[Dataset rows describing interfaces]

-- -- --

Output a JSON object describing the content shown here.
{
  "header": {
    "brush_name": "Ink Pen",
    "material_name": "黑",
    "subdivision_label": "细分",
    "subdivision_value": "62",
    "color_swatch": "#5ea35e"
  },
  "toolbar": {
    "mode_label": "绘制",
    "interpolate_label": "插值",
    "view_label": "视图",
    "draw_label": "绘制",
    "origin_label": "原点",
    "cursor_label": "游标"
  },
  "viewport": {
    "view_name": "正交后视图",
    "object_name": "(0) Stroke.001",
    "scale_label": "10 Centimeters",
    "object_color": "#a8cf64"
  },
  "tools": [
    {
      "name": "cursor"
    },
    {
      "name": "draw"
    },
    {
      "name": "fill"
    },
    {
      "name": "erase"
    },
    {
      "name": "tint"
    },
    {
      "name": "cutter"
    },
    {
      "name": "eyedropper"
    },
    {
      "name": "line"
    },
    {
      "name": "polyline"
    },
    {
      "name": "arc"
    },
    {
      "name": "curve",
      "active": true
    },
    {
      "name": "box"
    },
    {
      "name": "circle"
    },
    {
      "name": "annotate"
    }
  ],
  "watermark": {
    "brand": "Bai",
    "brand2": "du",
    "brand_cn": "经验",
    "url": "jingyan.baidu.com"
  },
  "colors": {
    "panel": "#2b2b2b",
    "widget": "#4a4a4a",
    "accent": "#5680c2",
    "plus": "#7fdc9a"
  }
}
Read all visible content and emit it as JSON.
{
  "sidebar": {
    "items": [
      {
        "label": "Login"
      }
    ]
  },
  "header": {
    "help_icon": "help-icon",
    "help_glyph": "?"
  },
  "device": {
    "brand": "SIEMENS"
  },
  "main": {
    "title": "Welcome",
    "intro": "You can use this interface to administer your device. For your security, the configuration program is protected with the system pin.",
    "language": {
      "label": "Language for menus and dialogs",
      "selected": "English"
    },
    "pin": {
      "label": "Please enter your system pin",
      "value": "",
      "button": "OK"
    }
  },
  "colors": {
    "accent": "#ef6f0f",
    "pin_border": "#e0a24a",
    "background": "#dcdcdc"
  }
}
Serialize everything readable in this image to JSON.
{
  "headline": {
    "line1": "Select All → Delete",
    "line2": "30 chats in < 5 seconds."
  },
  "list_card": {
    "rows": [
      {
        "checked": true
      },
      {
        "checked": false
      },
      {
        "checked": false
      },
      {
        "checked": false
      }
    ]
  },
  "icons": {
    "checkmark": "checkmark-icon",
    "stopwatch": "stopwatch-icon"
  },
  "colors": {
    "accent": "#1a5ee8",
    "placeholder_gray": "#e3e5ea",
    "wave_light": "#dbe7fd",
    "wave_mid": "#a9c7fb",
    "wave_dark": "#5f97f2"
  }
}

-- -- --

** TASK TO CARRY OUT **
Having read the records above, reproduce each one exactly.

** WRITTEN RESPONSE **
Output a JSON object describing the content shown here.
{
  "header": {
    "brush_name": "Ink Pen",
    "material_name": "黑",
    "subdivision_label": "细分",
    "subdivision_value": "62",
    "color_swatch": "#5ea35e"
  },
  "toolbar": {
    "mode_label": "绘制",
    "interpolate_label": "插值",
    "view_label": "视图",
    "draw_label": "绘制",
    "origin_label": "原点",
    "cursor_label": "游标"
  },
  "viewport": {
    "view_name": "正交后视图",
    "object_name": "(0) Stroke.001",
    "scale_label": "10 Centimeters",
    "object_color": "#a8cf64"
  },
  "tools": [
    {
      "name": "cursor"
    },
    {
      "name": "draw"
    },
    {
      "name": "fill"
    },
    {
      "name": "erase"
    },
    {
      "name": "tint"
    },
    {
      "name": "cutter"
    },
    {
      "name": "eyedropper"
    },
    {
      "name": "line"
    },
    {
      "name": "polyline"
    },
    {
      "name": "arc"
    },
    {
      "name": "curve",
      "active": true
    },
    {
      "name": "box"
    },
    {
      "name": "circle"
    },
    {
      "name": "annotate"
    }
  ],
  "watermark": {
    "brand": "Bai",
    "brand2": "du",
    "brand_cn": "经验",
    "url": "jingyan.baidu.com"
  },
  "colors": {
    "panel": "#2b2b2b",
    "widget": "#4a4a4a",
    "accent": "#5680c2",
    "plus": "#7fdc9a"
  }
}
Read all visible content and emit it as JSON.
{
  "sidebar": {
    "items": [
      {
        "label": "Login"
      }
    ]
  },
  "header": {
    "help_icon": "help-icon",
    "help_glyph": "?"
  },
  "device": {
    "brand": "SIEMENS"
  },
  "main": {
    "title": "Welcome",
    "intro": "You can use this interface to administer your device. For your security, the configuration program is protected with the system pin.",
    "language": {
      "label": "Language for menus and dialogs",
      "selected": "English"
    },
    "pin": {
      "label": "Please enter your system pin",
      "value": "",
      "button": "OK"
    }
  },
  "colors": {
    "accent": "#ef6f0f",
    "pin_border": "#e0a24a",
    "background": "#dcdcdc"
  }
}
Serialize everything readable in this image to JSON.
{
  "headline": {
    "line1": "Select All → Delete",
    "line2": "30 chats in < 5 seconds."
  },
  "list_card": {
    "rows": [
      {
        "checked": true
      },
      {
        "checked": false
      },
      {
        "checked": false
      },
      {
        "checked": false
      }
    ]
  },
  "icons": {
    "checkmark": "checkmark-icon",
    "stopwatch": "stopwatch-icon"
  },
  "colors": {
    "accent": "#1a5ee8",
    "placeholder_gray": "#e3e5ea",
    "wave_light": "#dbe7fd",
    "wave_mid": "#a9c7fb",
    "wave_dark": "#5f97f2"
  }
}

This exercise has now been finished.